[[ DATA EXTRACTS, beginning ]]
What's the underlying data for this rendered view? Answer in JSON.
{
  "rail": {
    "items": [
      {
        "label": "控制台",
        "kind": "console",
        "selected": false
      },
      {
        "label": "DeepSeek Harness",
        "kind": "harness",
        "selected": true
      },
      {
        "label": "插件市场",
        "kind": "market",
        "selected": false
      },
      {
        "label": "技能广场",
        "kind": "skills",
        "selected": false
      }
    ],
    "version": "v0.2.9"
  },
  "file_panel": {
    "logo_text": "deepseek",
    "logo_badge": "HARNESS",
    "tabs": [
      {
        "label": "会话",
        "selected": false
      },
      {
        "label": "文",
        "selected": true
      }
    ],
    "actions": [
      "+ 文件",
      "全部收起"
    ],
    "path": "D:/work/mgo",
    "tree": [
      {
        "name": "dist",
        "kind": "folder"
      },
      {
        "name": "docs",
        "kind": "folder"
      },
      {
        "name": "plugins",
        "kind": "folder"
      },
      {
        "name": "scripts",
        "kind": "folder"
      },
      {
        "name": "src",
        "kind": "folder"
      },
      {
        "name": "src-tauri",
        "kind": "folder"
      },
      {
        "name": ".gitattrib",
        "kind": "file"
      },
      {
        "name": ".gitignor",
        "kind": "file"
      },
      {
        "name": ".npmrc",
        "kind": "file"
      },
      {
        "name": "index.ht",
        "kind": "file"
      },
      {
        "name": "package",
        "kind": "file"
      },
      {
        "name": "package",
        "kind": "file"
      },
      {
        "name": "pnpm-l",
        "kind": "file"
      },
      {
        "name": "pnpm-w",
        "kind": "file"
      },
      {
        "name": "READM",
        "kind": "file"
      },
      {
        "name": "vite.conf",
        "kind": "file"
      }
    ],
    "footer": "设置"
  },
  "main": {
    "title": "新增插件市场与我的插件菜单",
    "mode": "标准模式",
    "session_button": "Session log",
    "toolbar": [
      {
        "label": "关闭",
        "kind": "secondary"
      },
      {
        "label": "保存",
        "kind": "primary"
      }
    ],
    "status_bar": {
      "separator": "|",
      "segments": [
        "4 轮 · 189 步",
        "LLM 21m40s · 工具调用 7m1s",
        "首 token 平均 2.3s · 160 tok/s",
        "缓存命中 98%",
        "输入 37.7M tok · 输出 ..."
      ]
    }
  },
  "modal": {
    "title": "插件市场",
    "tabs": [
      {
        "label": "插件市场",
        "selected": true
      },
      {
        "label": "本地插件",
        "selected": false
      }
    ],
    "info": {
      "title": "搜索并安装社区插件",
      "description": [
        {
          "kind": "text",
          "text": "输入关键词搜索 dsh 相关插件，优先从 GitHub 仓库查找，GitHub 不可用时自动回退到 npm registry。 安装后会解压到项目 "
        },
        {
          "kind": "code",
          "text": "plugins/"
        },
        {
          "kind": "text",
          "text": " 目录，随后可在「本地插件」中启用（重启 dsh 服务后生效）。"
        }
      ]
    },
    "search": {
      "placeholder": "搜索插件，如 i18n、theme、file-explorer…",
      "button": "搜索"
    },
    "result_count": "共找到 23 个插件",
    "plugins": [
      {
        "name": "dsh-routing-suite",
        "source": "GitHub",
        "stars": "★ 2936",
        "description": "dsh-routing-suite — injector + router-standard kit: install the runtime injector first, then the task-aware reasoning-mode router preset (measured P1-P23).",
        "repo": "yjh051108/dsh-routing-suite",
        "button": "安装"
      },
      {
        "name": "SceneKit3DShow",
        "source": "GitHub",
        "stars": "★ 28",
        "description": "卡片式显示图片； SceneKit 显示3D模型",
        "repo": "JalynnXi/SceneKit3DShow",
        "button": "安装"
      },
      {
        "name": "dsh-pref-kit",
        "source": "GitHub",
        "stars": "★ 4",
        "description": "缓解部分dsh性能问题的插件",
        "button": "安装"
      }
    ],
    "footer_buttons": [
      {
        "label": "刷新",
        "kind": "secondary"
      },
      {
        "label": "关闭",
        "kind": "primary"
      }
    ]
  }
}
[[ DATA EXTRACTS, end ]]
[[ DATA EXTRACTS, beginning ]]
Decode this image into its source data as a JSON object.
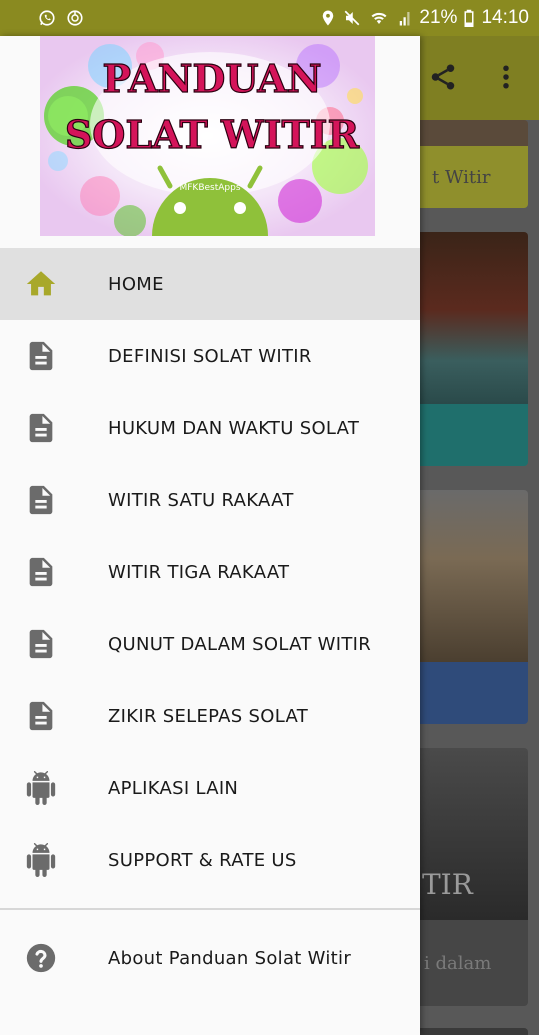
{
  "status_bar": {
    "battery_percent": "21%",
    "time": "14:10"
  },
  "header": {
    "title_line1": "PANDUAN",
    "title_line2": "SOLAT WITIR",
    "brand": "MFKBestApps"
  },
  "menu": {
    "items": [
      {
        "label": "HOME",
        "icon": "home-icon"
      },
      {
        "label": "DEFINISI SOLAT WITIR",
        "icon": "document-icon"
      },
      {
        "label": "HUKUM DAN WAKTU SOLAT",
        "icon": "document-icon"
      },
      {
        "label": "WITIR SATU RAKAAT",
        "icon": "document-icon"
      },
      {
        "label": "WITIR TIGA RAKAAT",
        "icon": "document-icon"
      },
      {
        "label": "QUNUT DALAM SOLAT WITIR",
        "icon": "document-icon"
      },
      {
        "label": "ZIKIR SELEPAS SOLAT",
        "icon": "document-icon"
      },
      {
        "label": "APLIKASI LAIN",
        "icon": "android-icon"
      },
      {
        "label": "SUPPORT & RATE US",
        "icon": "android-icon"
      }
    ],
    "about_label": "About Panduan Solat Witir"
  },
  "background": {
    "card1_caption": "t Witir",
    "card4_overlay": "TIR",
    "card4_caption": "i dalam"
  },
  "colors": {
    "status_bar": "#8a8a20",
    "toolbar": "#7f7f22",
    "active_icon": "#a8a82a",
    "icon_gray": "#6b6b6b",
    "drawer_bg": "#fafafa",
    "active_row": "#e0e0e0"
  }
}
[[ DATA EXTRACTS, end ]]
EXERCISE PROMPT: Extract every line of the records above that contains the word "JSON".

RESPONSE AREA:
What's the underlying data for this rendered view? Answer in JSON.
Decode this image into its source data as a JSON object.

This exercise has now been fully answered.